Smoke and Mirrors: An Interview with Alex Eaker

by Christopher Allen Read the Story March 19, 2018

Alex, thank you for sending “Cubalub” to SmokeLong. I love the tone of this story. There is a lilt to it that counterbalances the narrator’s frustration and anxiety. And since there is no question in that, I’ll ask this one: What is a cubalub? Give me your top three definitions.

I found the word “cubalub” on a piece of work done by the Cuban artist Roberto Diago. I wrote this story sitting in front of his piece, so a lot of credit has to go to him first, although he has no idea who I am. To me, cubalub is an exclamation. It’s what someone says when they walk into a room and want to be noticed. That’s how the story begins. By the end it means a collapse—a collapse of communication and understanding between parent and child. It’s the precise moment a parent loses touch with their child and vice versa.

“Family” is such a trove for storytelling. The way I read “Cubalub,” the mother is the main character. Right? Is this a story about a mother’s anxiety about losing contact with her son? Or is this a story about the alienating power of (foreign) language?

The mother certainly drives the narrative, but the story is more about the messy nuances and trap doors in daily communication than it is about any one character. In her relationship with her son, this is illustrated through a language gap. Their divide is most apparent because they literally cannot understand each other. But the mother also has these smaller moments when she fails to fully connect with the old man at the hardware store, for example. The end results are the mother’s complete isolation. I think it’s fair to say that people do this all the time, misinterpreting not only strangers, but people they most care about. Often it does come from simple trip-ups in language or the failure to read non-verbal cues. In this story, all these mess-ups seem so magnified. I hope it’s even comical to some degree.

I love the family dynamic you construct here. As is so often the case in real life, the father is blissfully out of the loop, but in this case the mother purposefully keeps him in the dark. Why does the mother in this story want to keep all this curiosity to herself?

At this point in the story, the mother has no idea what’s fully at stake for her family.

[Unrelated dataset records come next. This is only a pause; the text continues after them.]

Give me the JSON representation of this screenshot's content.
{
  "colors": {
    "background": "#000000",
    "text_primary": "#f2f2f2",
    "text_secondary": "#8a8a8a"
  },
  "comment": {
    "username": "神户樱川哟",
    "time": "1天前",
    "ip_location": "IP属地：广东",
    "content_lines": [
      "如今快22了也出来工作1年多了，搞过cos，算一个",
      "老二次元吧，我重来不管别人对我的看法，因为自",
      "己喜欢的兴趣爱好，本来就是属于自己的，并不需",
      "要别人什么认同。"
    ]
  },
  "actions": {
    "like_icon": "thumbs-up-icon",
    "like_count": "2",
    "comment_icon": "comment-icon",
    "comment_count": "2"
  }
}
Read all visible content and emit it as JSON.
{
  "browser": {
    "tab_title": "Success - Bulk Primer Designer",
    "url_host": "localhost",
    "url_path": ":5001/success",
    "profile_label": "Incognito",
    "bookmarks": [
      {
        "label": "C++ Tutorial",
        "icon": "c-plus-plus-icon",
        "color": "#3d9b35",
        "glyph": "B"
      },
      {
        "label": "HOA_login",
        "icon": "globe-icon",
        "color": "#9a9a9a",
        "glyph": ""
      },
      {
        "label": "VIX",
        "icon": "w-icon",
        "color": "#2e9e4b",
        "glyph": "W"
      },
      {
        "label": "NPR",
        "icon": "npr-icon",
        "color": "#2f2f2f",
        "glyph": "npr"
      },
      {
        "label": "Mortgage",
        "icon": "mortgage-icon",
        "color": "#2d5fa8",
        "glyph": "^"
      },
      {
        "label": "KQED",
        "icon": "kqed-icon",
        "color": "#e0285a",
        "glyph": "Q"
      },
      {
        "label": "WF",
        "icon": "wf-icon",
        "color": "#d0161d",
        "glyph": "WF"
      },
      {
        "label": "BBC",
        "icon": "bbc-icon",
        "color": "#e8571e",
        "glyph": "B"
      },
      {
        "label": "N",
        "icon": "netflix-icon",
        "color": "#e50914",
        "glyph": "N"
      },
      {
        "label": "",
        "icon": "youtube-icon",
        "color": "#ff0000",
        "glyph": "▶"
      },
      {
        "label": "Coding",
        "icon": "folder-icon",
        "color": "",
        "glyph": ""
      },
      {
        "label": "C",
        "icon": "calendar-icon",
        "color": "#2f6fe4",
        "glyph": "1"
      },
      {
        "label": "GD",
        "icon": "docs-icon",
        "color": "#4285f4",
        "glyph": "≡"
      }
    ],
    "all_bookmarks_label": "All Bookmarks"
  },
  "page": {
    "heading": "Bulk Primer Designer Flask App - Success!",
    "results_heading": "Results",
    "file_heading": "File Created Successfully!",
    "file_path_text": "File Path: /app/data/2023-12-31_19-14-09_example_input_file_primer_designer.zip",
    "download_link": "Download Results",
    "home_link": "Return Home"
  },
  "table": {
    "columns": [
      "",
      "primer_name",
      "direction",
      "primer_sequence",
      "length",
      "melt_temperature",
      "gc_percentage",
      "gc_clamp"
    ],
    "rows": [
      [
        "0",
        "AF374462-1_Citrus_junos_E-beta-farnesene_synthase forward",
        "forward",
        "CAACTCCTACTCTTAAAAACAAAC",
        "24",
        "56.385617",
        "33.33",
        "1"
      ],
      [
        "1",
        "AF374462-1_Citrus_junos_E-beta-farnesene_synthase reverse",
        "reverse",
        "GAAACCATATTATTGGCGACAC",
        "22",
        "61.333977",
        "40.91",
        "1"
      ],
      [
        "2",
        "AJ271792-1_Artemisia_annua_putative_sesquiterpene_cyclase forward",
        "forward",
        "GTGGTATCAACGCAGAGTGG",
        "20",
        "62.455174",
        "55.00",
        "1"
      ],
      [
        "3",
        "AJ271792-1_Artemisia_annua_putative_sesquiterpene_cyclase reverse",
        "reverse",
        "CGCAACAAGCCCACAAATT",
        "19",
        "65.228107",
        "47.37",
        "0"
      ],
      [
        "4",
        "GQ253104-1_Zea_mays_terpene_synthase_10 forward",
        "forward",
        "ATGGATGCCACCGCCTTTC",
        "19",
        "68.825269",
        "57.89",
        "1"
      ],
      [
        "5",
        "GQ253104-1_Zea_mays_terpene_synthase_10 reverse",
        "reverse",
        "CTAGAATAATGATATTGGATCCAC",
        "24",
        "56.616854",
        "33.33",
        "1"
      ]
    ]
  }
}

She’s almost playing a game of detective with herself, but even by the end of the story she doesn’t completely understand that her son is likely gone for good. This is one moment in the story where the mother actually has some agency—she can decide to tell her husband or not tell him. I think her decision is made because she doesn’t want to lose that bit of agency she has; having her secret is somehow a bit of empowerment.

Do you speak another language besides English? If so, do you have a favorite foreign word? Mine is poubelle, which to me sounds like a very pretty name for a little girl but in fact is the French word for rubbish bin.

Unfortunately, I speak such poor Spanish that I may regret even mentioning it. But to answer your other question, my father is one of those New York-raised Jews who didn’t enforce any kind of spirituality on us but has some very good moments. He likes to use the word mensch a lot, which for us means someone who is a good man. A lot of fathers say they’re proud of their sons, but mine called me a mensch, and I have to argue that that’s much cooler.

What are you working on these days?

I’m currently working on the thesis for my MFA program at the College of Charleston. It’s going to be a collection of short fiction, with some sprinkles of flash thrown in.

About the Author:

Alex Eaker lives in Charleston, South Carolina. He is an MFA student at the College of Charleston.

About the Interviewer:

Christopher Allen is a translator, freelance editor and the author of the flash fiction collection Other Household Toxins (Matter Press). Allen’s work has appeared or is forthcoming in The Best Small Fictions 2019[PANK], Indiana Review, Split Lip Magazine, Longleaf Review and others. He is the co-editor of SmokeLong Quarterly.

About the Artist:

Find more of Ryoji Iwata's photography on Unsplash.